▶ **What to do**: Exactly reproduce the lines beginning with the line that includes "Output a JSON" and ending with the last line of the data.

- - -

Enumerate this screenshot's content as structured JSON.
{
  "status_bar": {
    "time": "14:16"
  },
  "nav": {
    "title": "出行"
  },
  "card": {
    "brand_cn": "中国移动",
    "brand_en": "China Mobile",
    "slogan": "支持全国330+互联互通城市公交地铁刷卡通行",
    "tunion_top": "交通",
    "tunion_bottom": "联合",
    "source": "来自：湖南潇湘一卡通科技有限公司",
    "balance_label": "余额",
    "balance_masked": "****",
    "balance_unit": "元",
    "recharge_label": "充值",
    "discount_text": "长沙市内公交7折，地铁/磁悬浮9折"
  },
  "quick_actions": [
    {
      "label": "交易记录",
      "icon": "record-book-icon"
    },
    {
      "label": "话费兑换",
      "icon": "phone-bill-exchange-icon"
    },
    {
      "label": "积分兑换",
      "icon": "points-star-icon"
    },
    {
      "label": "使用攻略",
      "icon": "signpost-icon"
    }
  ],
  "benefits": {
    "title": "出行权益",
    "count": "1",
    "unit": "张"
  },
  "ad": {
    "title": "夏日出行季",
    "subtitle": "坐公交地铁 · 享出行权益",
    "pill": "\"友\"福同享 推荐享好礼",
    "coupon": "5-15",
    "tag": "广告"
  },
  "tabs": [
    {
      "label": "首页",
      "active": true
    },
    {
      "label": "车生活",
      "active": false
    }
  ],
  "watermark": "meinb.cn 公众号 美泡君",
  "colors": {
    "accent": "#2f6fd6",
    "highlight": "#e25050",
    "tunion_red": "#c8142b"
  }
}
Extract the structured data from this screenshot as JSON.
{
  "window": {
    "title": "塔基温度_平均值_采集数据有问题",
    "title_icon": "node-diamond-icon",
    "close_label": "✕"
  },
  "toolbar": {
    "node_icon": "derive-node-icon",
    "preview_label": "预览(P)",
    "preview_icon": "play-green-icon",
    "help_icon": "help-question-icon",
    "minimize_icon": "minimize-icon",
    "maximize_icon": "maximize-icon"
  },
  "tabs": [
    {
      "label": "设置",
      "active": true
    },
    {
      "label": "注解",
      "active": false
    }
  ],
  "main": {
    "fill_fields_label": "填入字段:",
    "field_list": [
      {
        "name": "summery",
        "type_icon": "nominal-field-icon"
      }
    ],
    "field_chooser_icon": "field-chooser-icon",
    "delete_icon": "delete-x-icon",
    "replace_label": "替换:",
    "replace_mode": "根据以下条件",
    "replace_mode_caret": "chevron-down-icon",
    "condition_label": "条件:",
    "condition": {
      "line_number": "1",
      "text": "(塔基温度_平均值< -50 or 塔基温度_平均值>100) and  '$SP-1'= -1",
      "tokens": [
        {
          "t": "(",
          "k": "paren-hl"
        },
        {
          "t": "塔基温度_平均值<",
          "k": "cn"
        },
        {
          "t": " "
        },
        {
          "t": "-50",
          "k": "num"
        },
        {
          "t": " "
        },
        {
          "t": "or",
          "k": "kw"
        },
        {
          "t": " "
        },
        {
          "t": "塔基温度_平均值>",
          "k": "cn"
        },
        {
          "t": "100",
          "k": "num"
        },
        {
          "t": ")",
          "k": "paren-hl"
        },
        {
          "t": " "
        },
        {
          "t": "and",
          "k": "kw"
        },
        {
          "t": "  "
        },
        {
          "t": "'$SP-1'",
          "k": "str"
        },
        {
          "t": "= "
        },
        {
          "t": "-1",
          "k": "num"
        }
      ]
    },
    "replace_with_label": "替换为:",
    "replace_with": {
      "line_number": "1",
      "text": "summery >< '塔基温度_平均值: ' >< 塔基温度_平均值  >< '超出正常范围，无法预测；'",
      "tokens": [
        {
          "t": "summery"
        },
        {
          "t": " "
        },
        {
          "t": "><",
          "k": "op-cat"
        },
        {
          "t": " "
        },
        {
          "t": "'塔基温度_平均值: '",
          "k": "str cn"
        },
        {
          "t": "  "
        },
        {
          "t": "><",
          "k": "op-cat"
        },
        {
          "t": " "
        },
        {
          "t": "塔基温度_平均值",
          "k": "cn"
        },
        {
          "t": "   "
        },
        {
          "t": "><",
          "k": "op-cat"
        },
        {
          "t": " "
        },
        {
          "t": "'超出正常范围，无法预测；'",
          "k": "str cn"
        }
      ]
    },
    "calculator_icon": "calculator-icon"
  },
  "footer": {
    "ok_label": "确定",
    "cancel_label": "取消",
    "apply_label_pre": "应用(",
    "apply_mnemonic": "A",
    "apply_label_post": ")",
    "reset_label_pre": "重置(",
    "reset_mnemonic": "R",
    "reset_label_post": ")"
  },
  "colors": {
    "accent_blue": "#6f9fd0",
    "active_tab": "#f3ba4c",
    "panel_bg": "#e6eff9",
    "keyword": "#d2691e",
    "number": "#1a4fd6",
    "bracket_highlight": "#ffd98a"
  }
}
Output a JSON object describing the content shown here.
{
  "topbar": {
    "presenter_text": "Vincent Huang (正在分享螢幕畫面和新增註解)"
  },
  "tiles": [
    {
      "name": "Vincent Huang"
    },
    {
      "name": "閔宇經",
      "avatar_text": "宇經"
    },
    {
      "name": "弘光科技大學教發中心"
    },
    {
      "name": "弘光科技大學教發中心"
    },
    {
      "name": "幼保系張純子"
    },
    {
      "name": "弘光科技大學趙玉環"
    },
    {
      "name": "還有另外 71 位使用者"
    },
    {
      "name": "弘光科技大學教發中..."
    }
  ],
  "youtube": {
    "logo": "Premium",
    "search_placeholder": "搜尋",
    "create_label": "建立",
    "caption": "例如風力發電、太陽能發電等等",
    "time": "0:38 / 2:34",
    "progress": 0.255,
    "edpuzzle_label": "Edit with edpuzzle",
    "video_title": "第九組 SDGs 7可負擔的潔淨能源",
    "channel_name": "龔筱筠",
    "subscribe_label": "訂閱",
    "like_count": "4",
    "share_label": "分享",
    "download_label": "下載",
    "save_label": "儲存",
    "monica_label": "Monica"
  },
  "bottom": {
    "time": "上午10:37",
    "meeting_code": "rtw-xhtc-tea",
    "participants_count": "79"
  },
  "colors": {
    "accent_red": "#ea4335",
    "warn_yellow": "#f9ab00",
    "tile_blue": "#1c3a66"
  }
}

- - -

▶ **Result for this exercise**:
Output a JSON object describing the content shown here.
{
  "topbar": {
    "presenter_text": "Vincent Huang (正在分享螢幕畫面和新增註解)"
  },
  "tiles": [
    {
      "name": "Vincent Huang"
    },
    {
      "name": "閔宇經",
      "avatar_text": "宇經"
    },
    {
      "name": "弘光科技大學教發中心"
    },
    {
      "name": "弘光科技大學教發中心"
    },
    {
      "name": "幼保系張純子"
    },
    {
      "name": "弘光科技大學趙玉環"
    },
    {
      "name": "還有另外 71 位使用者"
    },
    {
      "name": "弘光科技大學教發中..."
    }
  ],
  "youtube": {
    "logo": "Premium",
    "search_placeholder": "搜尋",
    "create_label": "建立",
    "caption": "例如風力發電、太陽能發電等等",
    "time": "0:38 / 2:34",
    "progress": 0.255,
    "edpuzzle_label": "Edit with edpuzzle",
    "video_title": "第九組 SDGs 7可負擔的潔淨能源",
    "channel_name": "龔筱筠",
    "subscribe_label": "訂閱",
    "like_count": "4",
    "share_label": "分享",
    "download_label": "下載",
    "save_label": "儲存",
    "monica_label": "Monica"
  },
  "bottom": {
    "time": "上午10:37",
    "meeting_code": "rtw-xhtc-tea",
    "participants_count": "79"
  },
  "colors": {
    "accent_red": "#ea4335",
    "warn_yellow": "#f9ab00",
    "tile_blue": "#1c3a66"
  }
}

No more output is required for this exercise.